Menorca’s prime location in the Mediterranean means it has, particularly over the last 300 years, been fought over repeatedly. It has swapped hands more times than I can count and is steeped in history. There are 19th century Martello forts dotted all the way around the coast, massive Napoleonic fortresses built on clifftops (have a look at this video from Out the Box for a terrific aerial shot of the Fort Marlborough) and even a rather haunting, but beautiful quarantine island, which has recently opened.
Not only does Menorca have this recent history, which is of great relevance if you’re interested in British military history (surprise surprise, we controlled Menorca on at least three occasions), but there are also significant megalithic sites such as the t-shaped taulas and boat-shaped navetes, which date well back into the prehistoric period. As is often the way, these more ancient sites lend the island an air of mystery, due to the lack of knowledge about their constructors.
Food & Drink
It would be fair to say we were spoiled rotten for food choices in Menorca. In typical Iberian fashion, the meals were long, involved many courses and far, far more food than we could possibly eat. The fish was among the best I’ve ever eaten, being fantastically fresh and perfectly cooked. Likewise, the seafood was amazing. The shrimp and octopus were huge, delicious and practically still wriggling, they were so fresh. Equally, we had delicious beef cheek, Menorcan speciality croquetas and a host of incredibly indulgent desserts.
Not only are you spoiled for choice with the food itself, but the restaurants we went to also had some of the best views on the island. Whether it was La Minerva, sat on a pontoon in a harbour, beneath which we could see fish swimming, Cova d’en Xoroi, which is a bar in a cave and probably the coolest bar I’ve ever been to, or the final meal of the trip at Cap Roig, which was perched on a clifftop and had a panoramic view of the sunset. You really couldn’t go wrong.
We Brits didn’t just leave a legacy of crumbling fortresses, we also left a healthy liking among the Menorcans for gin. There are several distilleries on the island and Menorcan gin is particularly light and fragrant. Not only does it make excellent G&Ts, but also the local speciality, pomada, which is a mix of gin and grapefruit juice is delicious and delightfully refreshing. Just what you need after a hard day sightseeing on a warm Mediterranean island.
How has it taken this long to get to the beaches? Once you’re done with everything else Menorca has to offer, there’s really only one thing to do, and that’s sit on the beach, sun bathe and just do nothing for a while, perhaps while sipping a pomada.
Of all the beaches I’ve been to on the Mediterranean, Menorca has to rank among the best. From the pearly white, smooth sand of the beaches on the south coast, which look like they’ve been lifted from Thailand, to the almost red gold beaches of the north coast, Menorca has beaches to suit all tastes.

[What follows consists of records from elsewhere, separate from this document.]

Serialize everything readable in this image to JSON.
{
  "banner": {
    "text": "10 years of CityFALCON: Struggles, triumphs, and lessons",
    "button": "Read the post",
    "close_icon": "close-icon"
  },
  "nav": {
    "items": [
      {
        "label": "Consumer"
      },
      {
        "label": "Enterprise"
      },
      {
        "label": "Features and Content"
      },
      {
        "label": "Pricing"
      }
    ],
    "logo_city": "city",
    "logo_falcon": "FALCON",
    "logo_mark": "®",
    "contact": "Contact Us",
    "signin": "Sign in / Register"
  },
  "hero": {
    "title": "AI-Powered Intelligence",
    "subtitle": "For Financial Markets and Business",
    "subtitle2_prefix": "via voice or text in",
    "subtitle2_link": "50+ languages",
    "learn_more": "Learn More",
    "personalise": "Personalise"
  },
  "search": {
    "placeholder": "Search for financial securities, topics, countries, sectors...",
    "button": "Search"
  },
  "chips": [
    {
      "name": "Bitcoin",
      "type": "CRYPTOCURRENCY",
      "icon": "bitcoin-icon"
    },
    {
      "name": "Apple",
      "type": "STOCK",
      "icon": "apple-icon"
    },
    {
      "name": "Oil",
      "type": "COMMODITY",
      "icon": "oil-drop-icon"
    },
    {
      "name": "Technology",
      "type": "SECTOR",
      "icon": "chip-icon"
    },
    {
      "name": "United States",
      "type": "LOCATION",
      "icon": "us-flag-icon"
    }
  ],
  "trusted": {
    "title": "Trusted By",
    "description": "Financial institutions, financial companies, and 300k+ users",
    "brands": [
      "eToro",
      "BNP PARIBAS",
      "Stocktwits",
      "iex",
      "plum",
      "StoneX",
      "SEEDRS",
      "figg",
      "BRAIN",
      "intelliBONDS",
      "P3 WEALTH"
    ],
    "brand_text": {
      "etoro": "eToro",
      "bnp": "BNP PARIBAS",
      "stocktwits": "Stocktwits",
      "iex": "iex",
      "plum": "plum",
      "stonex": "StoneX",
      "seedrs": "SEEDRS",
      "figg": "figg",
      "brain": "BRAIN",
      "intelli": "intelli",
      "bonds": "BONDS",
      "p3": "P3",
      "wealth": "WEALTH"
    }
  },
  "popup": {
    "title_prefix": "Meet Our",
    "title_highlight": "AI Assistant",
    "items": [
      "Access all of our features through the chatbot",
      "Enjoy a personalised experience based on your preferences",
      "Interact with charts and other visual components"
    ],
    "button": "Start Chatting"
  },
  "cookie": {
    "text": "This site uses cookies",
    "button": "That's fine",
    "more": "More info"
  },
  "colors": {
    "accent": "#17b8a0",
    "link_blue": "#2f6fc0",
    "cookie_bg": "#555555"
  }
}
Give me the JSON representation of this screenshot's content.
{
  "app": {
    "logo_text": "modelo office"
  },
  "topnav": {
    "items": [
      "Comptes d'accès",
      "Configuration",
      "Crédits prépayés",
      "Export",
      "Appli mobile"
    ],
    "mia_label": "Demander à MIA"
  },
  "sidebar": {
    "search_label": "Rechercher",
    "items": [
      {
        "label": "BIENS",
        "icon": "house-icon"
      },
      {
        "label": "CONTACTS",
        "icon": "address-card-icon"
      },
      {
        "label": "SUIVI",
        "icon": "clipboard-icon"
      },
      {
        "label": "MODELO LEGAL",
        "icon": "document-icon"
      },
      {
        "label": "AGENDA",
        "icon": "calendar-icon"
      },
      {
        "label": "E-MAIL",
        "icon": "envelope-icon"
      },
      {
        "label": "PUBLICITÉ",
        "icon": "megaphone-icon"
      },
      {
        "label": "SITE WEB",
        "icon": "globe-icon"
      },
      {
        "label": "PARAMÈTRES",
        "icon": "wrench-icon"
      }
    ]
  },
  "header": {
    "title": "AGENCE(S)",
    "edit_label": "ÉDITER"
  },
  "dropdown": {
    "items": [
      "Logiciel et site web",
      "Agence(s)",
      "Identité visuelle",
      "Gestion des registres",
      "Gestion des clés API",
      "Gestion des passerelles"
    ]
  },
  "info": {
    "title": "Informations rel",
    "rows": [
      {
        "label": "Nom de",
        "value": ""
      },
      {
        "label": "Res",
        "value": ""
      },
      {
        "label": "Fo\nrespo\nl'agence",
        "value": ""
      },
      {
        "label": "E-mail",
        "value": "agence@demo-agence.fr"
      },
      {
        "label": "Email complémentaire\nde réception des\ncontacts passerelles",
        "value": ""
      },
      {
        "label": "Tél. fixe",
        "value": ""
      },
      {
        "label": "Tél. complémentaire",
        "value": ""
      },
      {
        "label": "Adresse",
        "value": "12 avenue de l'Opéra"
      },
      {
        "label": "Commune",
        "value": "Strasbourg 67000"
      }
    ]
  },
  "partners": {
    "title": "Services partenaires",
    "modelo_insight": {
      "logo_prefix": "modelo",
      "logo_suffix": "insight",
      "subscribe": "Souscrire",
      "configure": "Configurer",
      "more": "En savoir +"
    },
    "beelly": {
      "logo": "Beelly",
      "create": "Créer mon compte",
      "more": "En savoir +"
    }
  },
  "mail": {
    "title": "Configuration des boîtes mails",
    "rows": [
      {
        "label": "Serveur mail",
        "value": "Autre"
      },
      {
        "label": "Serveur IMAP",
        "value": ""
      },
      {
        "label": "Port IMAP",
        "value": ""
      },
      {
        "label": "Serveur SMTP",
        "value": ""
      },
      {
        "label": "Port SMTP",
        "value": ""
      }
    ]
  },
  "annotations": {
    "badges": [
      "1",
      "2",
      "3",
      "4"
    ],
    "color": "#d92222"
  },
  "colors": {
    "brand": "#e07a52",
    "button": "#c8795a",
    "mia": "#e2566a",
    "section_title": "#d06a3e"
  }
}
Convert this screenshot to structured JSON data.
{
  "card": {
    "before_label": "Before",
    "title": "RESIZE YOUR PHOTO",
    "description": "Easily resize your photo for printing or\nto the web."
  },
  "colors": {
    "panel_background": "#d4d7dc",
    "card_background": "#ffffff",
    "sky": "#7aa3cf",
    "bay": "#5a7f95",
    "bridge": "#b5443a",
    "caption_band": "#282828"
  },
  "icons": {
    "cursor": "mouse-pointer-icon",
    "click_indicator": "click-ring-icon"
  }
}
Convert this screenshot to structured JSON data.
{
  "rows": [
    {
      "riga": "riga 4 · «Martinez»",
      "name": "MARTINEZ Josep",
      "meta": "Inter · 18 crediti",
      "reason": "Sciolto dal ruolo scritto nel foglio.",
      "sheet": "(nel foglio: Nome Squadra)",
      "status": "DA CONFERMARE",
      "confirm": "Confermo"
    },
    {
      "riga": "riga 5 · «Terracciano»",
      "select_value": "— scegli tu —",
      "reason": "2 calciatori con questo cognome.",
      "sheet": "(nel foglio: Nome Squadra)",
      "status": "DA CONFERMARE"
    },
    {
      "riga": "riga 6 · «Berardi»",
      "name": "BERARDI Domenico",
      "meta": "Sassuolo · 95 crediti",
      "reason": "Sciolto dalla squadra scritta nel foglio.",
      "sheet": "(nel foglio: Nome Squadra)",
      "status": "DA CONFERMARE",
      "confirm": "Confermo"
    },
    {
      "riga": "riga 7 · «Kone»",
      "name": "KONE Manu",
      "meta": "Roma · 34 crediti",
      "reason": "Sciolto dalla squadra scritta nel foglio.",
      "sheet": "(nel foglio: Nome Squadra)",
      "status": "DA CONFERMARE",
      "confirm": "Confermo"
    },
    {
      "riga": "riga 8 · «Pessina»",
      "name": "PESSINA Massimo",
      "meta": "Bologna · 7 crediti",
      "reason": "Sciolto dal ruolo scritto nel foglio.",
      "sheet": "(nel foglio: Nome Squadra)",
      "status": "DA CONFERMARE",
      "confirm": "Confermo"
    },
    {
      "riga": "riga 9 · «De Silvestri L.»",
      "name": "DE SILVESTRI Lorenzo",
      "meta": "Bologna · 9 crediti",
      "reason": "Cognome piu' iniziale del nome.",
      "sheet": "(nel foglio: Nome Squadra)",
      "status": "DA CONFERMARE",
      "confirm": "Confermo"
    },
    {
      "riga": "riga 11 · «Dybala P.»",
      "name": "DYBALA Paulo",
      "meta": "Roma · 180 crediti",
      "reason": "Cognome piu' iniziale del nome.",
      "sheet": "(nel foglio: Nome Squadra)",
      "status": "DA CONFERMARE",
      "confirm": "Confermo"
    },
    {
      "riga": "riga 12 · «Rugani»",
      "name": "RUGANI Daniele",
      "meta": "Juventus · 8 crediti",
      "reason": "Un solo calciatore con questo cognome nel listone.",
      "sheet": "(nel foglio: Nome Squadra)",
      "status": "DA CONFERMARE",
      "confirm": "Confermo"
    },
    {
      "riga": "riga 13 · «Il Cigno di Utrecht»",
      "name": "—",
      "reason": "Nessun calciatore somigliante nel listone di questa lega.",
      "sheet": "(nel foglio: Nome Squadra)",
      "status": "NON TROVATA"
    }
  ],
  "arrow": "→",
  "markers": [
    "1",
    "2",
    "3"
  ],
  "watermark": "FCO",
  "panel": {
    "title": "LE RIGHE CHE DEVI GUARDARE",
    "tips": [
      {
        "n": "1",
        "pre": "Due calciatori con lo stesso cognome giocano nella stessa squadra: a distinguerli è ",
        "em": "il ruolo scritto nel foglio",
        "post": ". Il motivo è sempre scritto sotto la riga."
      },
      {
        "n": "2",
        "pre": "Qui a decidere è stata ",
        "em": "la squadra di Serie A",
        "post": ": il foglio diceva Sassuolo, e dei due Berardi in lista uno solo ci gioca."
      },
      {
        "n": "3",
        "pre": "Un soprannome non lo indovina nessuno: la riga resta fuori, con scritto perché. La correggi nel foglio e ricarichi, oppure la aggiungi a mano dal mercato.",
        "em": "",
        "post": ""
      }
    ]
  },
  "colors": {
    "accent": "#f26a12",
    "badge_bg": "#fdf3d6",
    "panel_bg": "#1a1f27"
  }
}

If you’re looking for something a little unusual, Menorca also has the smallest beach I think I’ve ever seen, known locally as Lover’s Cove, it’s about 3 metres wide and when we saw it, was packed out by one Menorcan family.